### WHAT IS REQUIRED
Please give back each entry below unaltered, leaving the pictures out.

[Element data from apps and pages]
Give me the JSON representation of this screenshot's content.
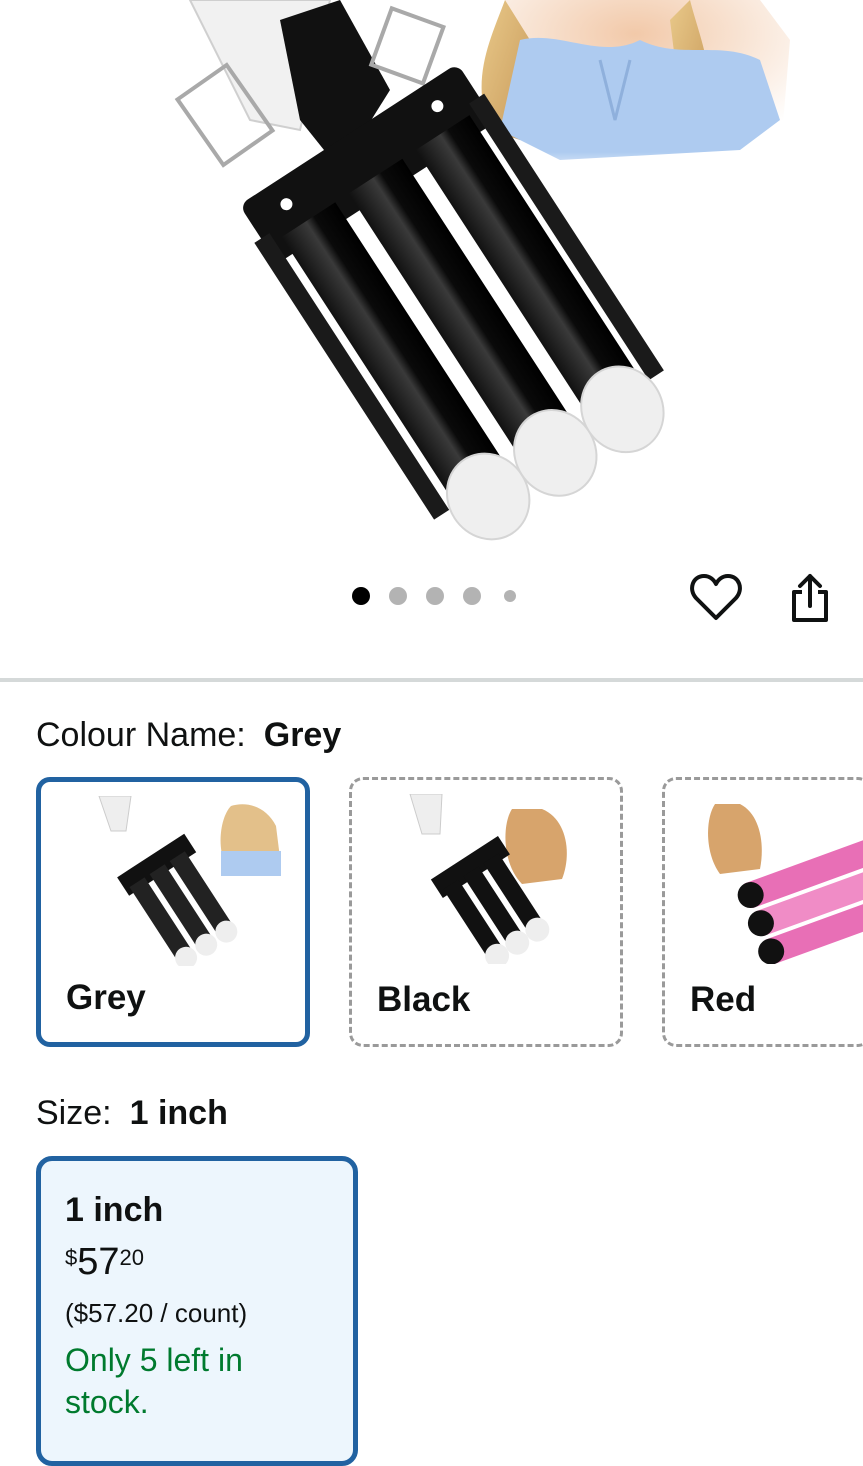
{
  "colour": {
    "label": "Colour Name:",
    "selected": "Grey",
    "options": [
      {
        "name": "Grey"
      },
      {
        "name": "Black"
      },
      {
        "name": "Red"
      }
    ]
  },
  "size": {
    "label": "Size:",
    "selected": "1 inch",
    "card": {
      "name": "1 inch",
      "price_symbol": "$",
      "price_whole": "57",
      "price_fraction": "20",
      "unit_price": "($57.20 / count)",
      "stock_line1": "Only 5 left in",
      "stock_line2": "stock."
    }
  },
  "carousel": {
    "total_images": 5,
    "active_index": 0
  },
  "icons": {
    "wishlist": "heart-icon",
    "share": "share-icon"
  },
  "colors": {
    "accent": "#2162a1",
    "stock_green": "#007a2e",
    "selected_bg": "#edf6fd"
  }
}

### PROBLEM SOLUTION
Give me the JSON representation of this screenshot's content.
{
  "colour": {
    "label": "Colour Name:",
    "selected": "Grey",
    "options": [
      {
        "name": "Grey"
      },
      {
        "name": "Black"
      },
      {
        "name": "Red"
      }
    ]
  },
  "size": {
    "label": "Size:",
    "selected": "1 inch",
    "card": {
      "name": "1 inch",
      "price_symbol": "$",
      "price_whole": "57",
      "price_fraction": "20",
      "unit_price": "($57.20 / count)",
      "stock_line1": "Only 5 left in",
      "stock_line2": "stock."
    }
  },
  "carousel": {
    "total_images": 5,
    "active_index": 0
  },
  "icons": {
    "wishlist": "heart-icon",
    "share": "share-icon"
  },
  "colors": {
    "accent": "#2162a1",
    "stock_green": "#007a2e",
    "selected_bg": "#edf6fd"
  }
}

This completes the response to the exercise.